But what about the claim that Mark and Luke's works were originally written in Aramaic? Consider that each of the gospel accounts had a target audience. Matthew was directed to the Jews, Mark to the Romans, and Luke to the Greeks. Why would Mark write in a language that the Romans could not understand? (For example, Paul addressed a crowd in Hebrew (Acts 21:40), but the Roman commander on the scene did not understand what Paul said (Acts 22:24). Luke clearly addresses both Luke and Acts to a Greek (Luke 1:3; Acts 1:1). The books make note of when the speakers switched into Hebrew (Acts 21:40; 22:2; 26:14), such would not be necessary if the original writing was in Hebrew or the closely related language of Aramaic. Both Matthew and Mark translate Hebrew or Aramaic phrases into Greek for the readers, indicating that Hebrew and Aramaic were not the original languages of these writings (for example: Matthew 27:46; Mark 15:34).

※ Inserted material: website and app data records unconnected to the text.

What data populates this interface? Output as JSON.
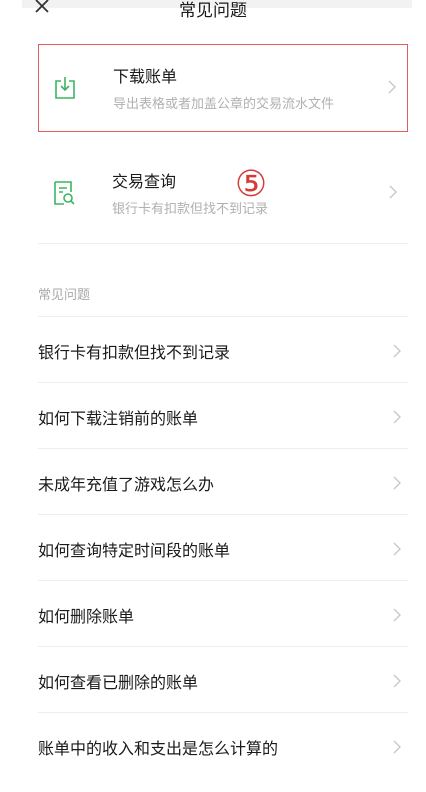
{
  "header": {
    "title": "常见问题"
  },
  "cards": [
    {
      "title": "下载账单",
      "subtitle": "导出表格或者加盖公章的交易流水文件",
      "icon": "download-icon"
    },
    {
      "title": "交易查询",
      "subtitle": "银行卡有扣款但找不到记录",
      "icon": "search-document-icon"
    }
  ],
  "annotation": {
    "step": "⑤"
  },
  "faq": {
    "section_title": "常见问题",
    "items": [
      "银行卡有扣款但找不到记录",
      "如何下载注销前的账单",
      "未成年充值了游戏怎么办",
      "如何查询特定时间段的账单",
      "如何删除账单",
      "如何查看已删除的账单",
      "账单中的收入和支出是怎么计算的"
    ]
  },
  "colors": {
    "accent_green": "#3bb562",
    "highlight_red": "#e35b5b",
    "annotation_red": "#d43b3b",
    "secondary_text": "#b0b0b0"
  }
}
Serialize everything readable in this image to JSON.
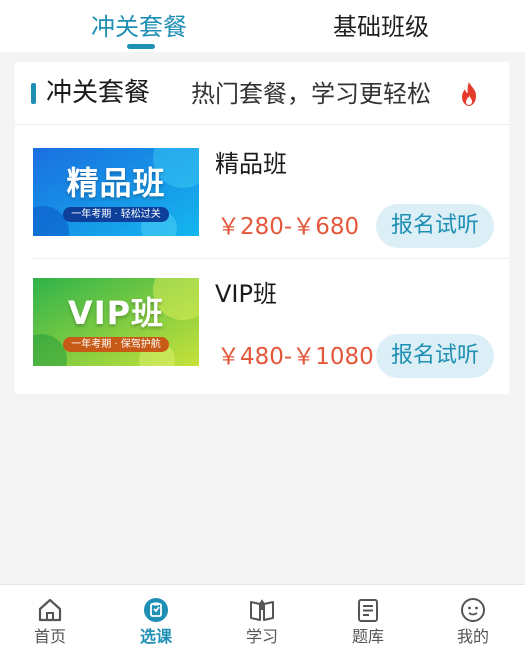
{
  "top_tabs": [
    {
      "label": "冲关套餐",
      "active": true
    },
    {
      "label": "基础班级",
      "active": false
    }
  ],
  "section": {
    "title": "冲关套餐",
    "subtitle": "热门套餐，学习更轻松",
    "icon": "fire-icon"
  },
  "courses": [
    {
      "thumb_title": "精品班",
      "thumb_tag": "一年考期 · 轻松过关",
      "name": "精品班",
      "price": "￥280-￥680",
      "button": "报名试听"
    },
    {
      "thumb_title": "VIP班",
      "thumb_tag": "一年考期 · 保驾护航",
      "name": "VIP班",
      "price": "￥480-￥1080",
      "button": "报名试听"
    }
  ],
  "bottom_nav": [
    {
      "label": "首页",
      "icon": "home-icon",
      "active": false
    },
    {
      "label": "选课",
      "icon": "course-select-icon",
      "active": true
    },
    {
      "label": "学习",
      "icon": "book-icon",
      "active": false
    },
    {
      "label": "题库",
      "icon": "question-bank-icon",
      "active": false
    },
    {
      "label": "我的",
      "icon": "profile-icon",
      "active": false
    }
  ],
  "colors": {
    "accent": "#1f8fb4",
    "price": "#e4573a",
    "button_bg": "#dceff6",
    "fire": "#e63a2a"
  }
}
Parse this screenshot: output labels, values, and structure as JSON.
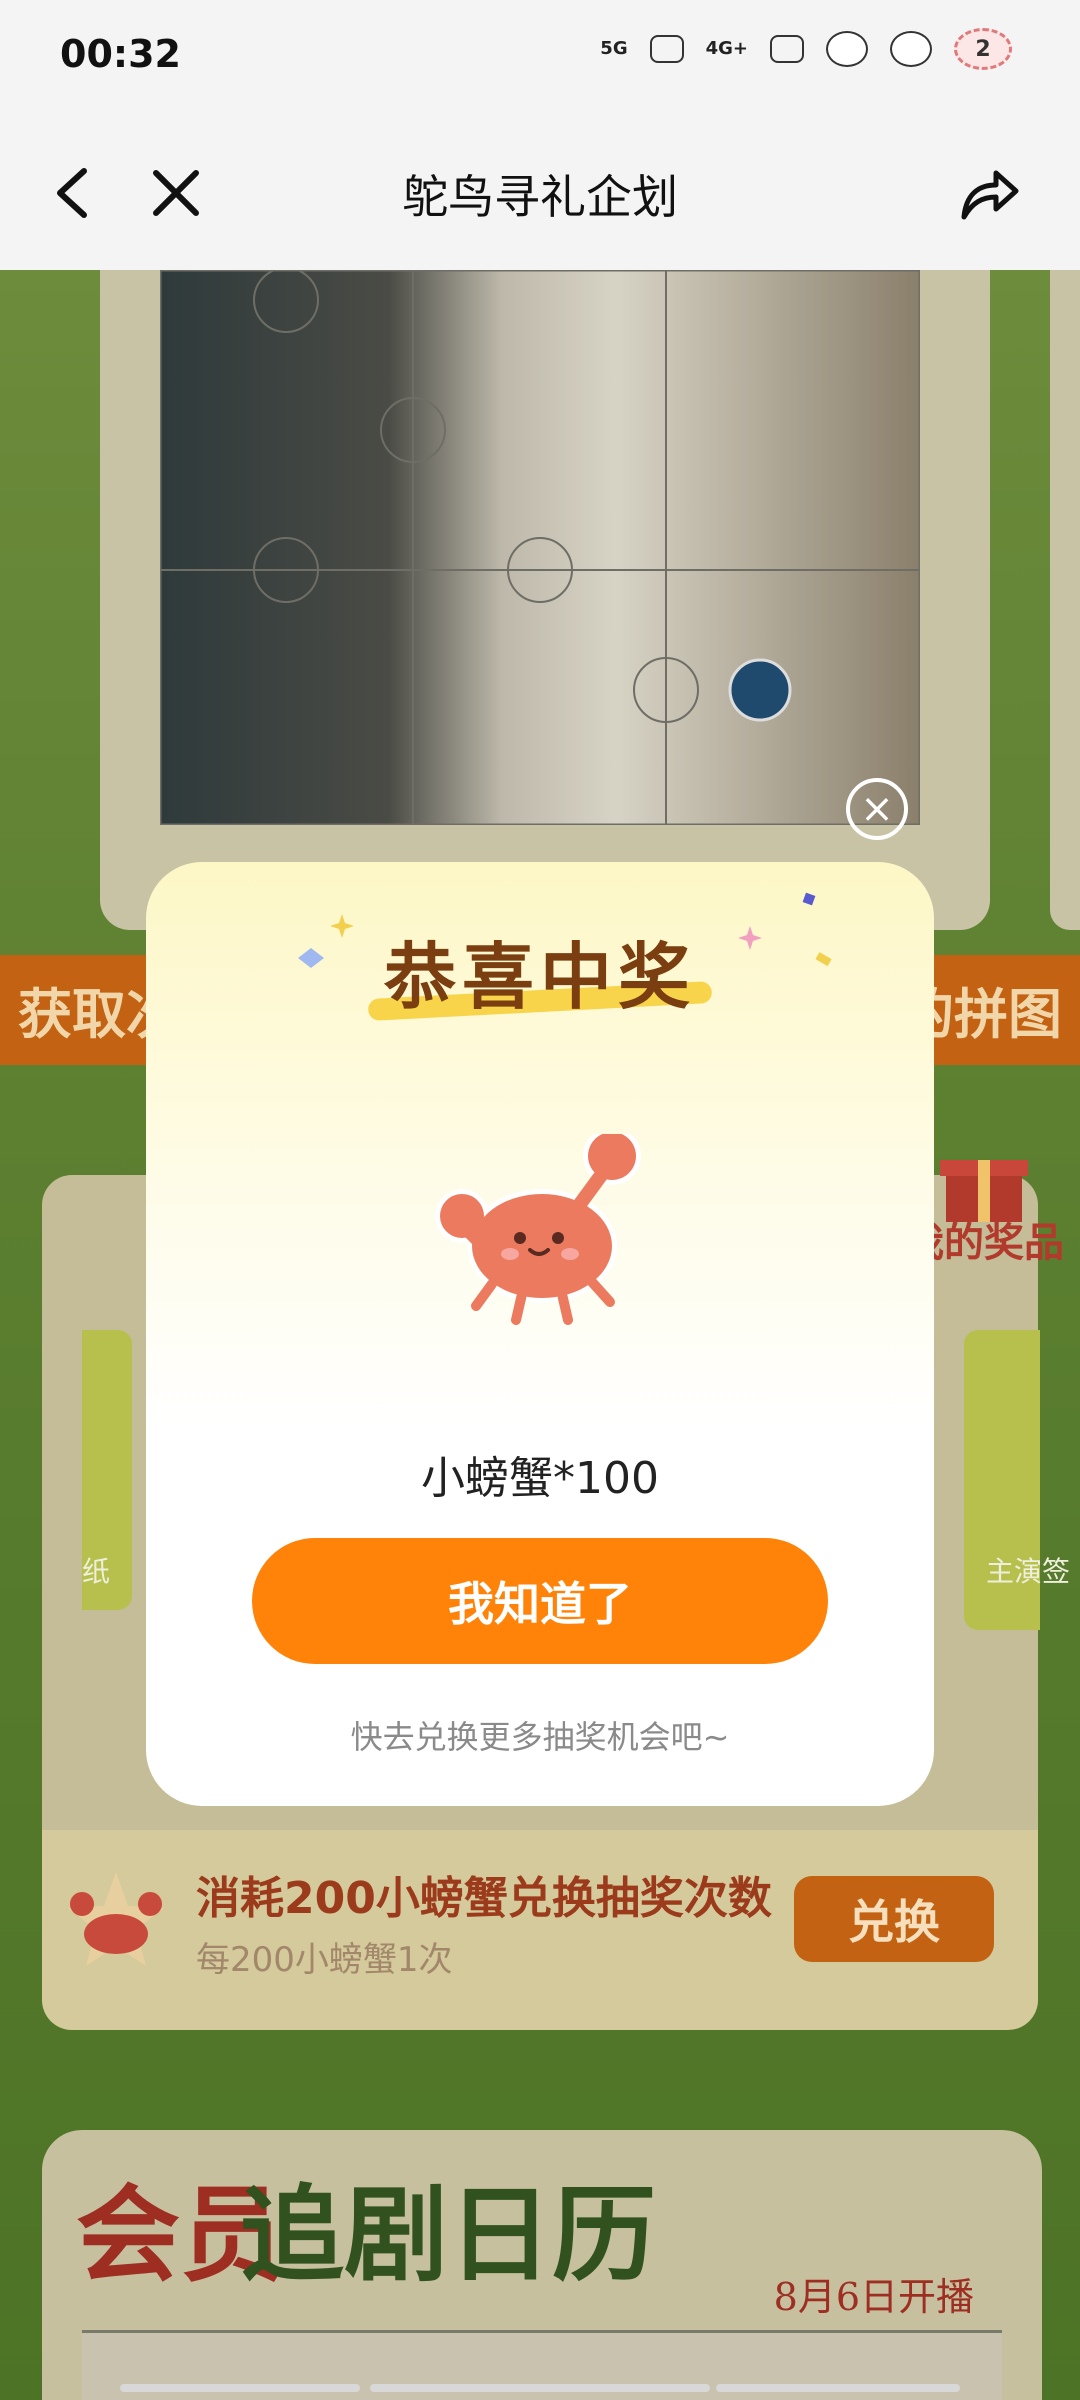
{
  "status_bar": {
    "time": "00:32",
    "signal_1": "5G",
    "signal_2": "4G+",
    "battery": "2"
  },
  "nav": {
    "title": "鸵鸟寻礼企划"
  },
  "background": {
    "banner_left": "获取次",
    "banner_right": "的拼图",
    "my_prize": "我的奖品",
    "card_left_label": "纸",
    "card_right_label": "主演签",
    "exchange_title": "消耗200小螃蟹兑换抽奖次数",
    "exchange_subtitle": "每200小螃蟹1次",
    "exchange_button": "兑换",
    "calendar_title_a": "会员",
    "calendar_title_b": "追剧日历",
    "calendar_date": "8月6日开播"
  },
  "modal": {
    "heading": "恭喜中奖",
    "prize": "小螃蟹*100",
    "ok_button": "我知道了",
    "hint": "快去兑换更多抽奖机会吧~",
    "accent_color": "#ff8209",
    "close_icon": "close-icon"
  }
}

Despite all of this, the author does come to the right conclusion: remission of sins comes as a result of repentance. The problem is that she skips the coordinating action of baptism. Acts 2:38 states that remission of sins comes as a result of both repentance and baptism. In fact, buried in one of her footnotes is a quote from Holladay's A Concise Hebrew and Aramaic Lexicon which does explain the facts correctly. "It simply means that this immersion does not take place without repentance, which in turn takes place with a view to the forgiveness of sins." In other words, repentance leads to baptism, which in turn leads to forgiveness of sins. Unfortunately, Holladay and the author press beyond what the Greek states to insist that an Aramaic translation would allow forgiveness of sins to precede baptism but not repentance.

Finally, take note that the author is pleased that her understanding of salvation makes the Bible consistent with the writings of Josephus. Josephus was an ancient Jewish historian. He was not inspired of God, nor was he a Christian, yet this author feels that it is necessary to mold the Bible after Josephus. Once again she proves her lack of respect for the writings of God.

Once again, another attempt to remove baptism from God's scheme of redemption fails to make any head way. "Corresponding to that, baptism now saves you -- not the removal of dirt from the flesh, but an appeal to God for a good conscience -- through the resurrection of Jesus Christ" (I Peter 3:21).